  • Realistic deadlines for completion
  • Strong leadership and communication
  • Tools to both accomplish the task efficiently, and document the efforts and results effectively

Validate the steps taken An independent validation process by a third party can be valuable to boards of directors and audit committees. In my experience, regulators appreciate a well-documented validation plan, as well as reports and/or work papers that support its conclusions. Independence allows for a review of the process that will determine if all factors were considered to identify the population that required remediation, confirm that all issues were adequately captured and remediated, and ensure that consumers who may have been harmed were made whole.

Conclusion It isn’t known yet what this legal decision may mean to companies regulated by the CFPB. Although the loss weakens the CFPB in terms of its unilateral ability to monitor and fine companies, the ruling does not appear to affect the frequency, transparency or ability to fine companies it finds in violation of the vast array of regulations under its purview. At the least, the ruling serves as yet another reminder for financial services organizations to get well ahead of the curve when it comes to developing and implementing forward-thinking risk mitigation processes.

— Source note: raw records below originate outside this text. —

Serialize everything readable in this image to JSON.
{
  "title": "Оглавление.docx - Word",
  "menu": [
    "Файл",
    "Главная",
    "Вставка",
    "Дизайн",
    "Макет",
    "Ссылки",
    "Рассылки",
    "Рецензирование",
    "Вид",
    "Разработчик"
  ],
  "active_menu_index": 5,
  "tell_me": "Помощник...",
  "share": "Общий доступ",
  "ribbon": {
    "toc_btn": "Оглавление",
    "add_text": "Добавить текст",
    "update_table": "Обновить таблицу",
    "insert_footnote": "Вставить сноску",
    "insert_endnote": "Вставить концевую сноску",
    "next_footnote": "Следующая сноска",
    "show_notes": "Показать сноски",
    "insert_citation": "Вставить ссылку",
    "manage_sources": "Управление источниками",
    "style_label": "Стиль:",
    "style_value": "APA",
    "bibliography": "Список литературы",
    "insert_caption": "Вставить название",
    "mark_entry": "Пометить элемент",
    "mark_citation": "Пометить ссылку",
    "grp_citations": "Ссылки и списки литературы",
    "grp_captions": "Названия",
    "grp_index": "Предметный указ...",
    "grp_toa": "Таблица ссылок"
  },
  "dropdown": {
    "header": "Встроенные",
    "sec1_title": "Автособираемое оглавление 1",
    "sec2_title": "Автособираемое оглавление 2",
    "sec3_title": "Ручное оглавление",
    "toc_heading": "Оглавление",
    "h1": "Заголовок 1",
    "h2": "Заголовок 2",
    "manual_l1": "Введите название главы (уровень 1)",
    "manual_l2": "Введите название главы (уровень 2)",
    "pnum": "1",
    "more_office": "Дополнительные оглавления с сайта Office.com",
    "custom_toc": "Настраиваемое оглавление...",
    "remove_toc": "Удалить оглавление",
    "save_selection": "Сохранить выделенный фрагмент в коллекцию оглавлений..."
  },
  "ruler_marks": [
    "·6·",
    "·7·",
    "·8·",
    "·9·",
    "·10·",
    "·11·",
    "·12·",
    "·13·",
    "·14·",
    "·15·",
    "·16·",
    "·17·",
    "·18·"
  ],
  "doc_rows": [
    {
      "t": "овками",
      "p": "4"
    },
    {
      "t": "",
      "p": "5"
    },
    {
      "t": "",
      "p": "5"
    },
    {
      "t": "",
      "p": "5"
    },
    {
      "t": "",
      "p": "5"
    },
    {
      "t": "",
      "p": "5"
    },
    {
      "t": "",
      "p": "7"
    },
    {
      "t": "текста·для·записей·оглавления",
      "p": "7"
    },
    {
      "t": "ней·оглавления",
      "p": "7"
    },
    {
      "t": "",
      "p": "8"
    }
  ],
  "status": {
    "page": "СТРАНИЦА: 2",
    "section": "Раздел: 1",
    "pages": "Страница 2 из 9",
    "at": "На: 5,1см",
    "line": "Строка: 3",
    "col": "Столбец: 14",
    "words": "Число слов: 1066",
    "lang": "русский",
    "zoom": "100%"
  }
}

Grant Thornton LLP regularly works with clients to develop, assess and implement comprehensive risk mitigation plans.

Contact Frederick J. Kohm Jr.
Forensic Advisory Services
T +1 215 376 6040

(1) PHH Corp. v. Consumer Financial Protection Bureau, D.C. Cir., No. 15-cv-01177, argued April 12, 2016.
(2) U.S. Code Title 12, Chapter 53, Subchapter V, Part E, § 5565.